Hundreds of companies are opened in Cyprus every year. In addition to its convenient geographical location, the island offers many tax benefits, the possibility of cooperation with any European counterparties and customers, and all this on legal grounds.
Concerning taxes, many of our people mistakenly believe that this country is still a Mediterranean “tax haven”. In reality, the situation is quite different. The island has its taxes and fees that both companies and individuals are required to pay. Moreover, government services monitor the completeness and correctness of all payments received. But even with this in mind, the Cyprus tax burden is quite low compared to any other European state:
- In the country, all payments in the form of interest, dividends, and royalties are taxed at a zero rate. The same applies to receipts from foreign representations and branches.
- The corporate tax in the state is only 12.5%.
- The Cyprus VAT rate is the lowest in Europe at only 19%. Moreover, some activities, such as passenger transportation, may be taxed at a reduced rate.
- There is no inheritance tax in the country, so not only you, but also your children will be able to enjoy the results of your labors.
- The Cypriot government actively attracts wealthy foreigners to the island. The Economic Citizenship Program also provides significant assistance in this difficult issue for Cypriots. Among her options are investments in real business. So, by investing in the enterprise with 5 million euros, along with your own European business, you will receive a second passport to Cyprus.

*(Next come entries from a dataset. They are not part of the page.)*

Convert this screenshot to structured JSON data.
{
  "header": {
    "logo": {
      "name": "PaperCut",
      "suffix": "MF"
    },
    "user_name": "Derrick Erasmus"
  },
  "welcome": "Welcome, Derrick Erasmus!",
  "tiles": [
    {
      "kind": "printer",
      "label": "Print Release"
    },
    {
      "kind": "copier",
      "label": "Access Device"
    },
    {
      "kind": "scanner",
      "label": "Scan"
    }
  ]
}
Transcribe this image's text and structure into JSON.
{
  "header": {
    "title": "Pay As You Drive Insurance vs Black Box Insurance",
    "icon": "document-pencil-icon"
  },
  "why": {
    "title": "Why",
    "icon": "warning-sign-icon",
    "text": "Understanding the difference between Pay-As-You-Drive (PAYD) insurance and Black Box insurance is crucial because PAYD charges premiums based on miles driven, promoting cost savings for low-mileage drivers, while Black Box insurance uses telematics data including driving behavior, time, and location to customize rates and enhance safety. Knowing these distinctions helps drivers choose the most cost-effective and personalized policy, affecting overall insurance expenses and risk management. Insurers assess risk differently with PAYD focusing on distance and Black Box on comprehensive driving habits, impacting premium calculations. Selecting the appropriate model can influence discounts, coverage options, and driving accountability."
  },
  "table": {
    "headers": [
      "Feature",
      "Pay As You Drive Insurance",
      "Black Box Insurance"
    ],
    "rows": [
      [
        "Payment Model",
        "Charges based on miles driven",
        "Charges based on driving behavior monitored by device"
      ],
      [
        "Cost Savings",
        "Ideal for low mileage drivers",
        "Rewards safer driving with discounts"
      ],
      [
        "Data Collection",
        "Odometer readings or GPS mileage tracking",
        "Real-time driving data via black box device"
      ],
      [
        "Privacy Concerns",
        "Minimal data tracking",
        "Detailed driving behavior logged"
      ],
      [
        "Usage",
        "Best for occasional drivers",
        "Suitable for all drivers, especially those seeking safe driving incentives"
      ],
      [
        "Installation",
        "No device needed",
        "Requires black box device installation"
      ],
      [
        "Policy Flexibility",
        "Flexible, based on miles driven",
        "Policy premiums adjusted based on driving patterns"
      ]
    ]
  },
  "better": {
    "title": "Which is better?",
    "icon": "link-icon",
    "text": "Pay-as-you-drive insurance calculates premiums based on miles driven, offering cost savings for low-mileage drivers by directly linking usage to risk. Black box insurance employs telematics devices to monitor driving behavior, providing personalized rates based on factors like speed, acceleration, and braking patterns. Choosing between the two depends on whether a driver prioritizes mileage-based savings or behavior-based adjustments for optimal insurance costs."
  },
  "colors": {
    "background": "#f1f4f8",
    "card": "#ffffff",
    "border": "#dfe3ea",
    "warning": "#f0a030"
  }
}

Features of accounting in Cyprus
The actual creation of the company is just the beginning. In addition to carrying out current transactions, every Cypriot company is obliged to maintain accounting records. All companies registered on the island are required to regularly submit their financial reporting data to the relevant departments. They are all stored in the company’s file. Plus, the company must annually undergo an audit, the results of which are also entered into a “personal file”.
It is worth noting that Cypriots adhere to international financial reporting standards. The latter is used not only in Cyprus but throughout the EU. Despite the need to regularly submit accounting reports, you do not need to have your accountant on staff. Outsourcing is well developed on the island, so you can turn to a third-party company that will provide you with a highly qualified specialist. Outsourcing will help you to significantly save money, so you do not have to pay salaries and all related taxes for maintaining one more employee.
Deadlines for filing reports in Cyprus
According to the Income Tax Law, every Cypriot taxpayer, be it an individual or a company, is required to declare his taxable income annually. Individuals must file their tax returns by June 30th of the following year. Companies can file tax returns for the current reporting year at the end of the next year.
Besides, all companies must maintain analytical records of all their activities. It should reflect all receipts, purchases, and other transactions. They must be entered in the ledger. Such books should be kept for at least the next 7 years, after which they can be written off. The information in them must be updated at least once a quarter. Plus, based on current transactions, a VAT declaration is prepared and submitted to the tax authorities quarterly. To account for some types of taxes (including VAT), along with the tax return, it is necessary to submit accompanying documents for each transaction – receipts, invoices, etc.
Plus, every company must pay corporate tax annually. It is worth noting that the rate of this tax in Cyprus is the lowest in the EU and is only 12.5%. Payment must be made by July 31st of the current tax year. In case of late payment to the company, a penalty of 10% will be charged.
Together with corporate tax, all businesses must pay an annual fee for renewing registration in the Commercial Register. The levy is € 350 and must be paid by June 30 of the current tax year. In case of delay, you will be charged a fine. Its amount depends on the total delay in payment and can range from 10% to 40%. Keep in mind that a delay of more than 5 months can lead to the exclusion of the company from the register, which will negatively affect your business.
It is worth noting that late payment of mandatory taxes and fees, refusal, or incomplete provision of reporting data may also lead to the forced removal of the company from the register. By the end of March 2016 alone, the Registration Department had excluded more than 25,000 companies. The reason for such radical measures was the incomplete submission of accounting documents for previous years. Naturally, enterprises that have left the register can restore their rights within 2 years, but this will not affect their reputation in the best way.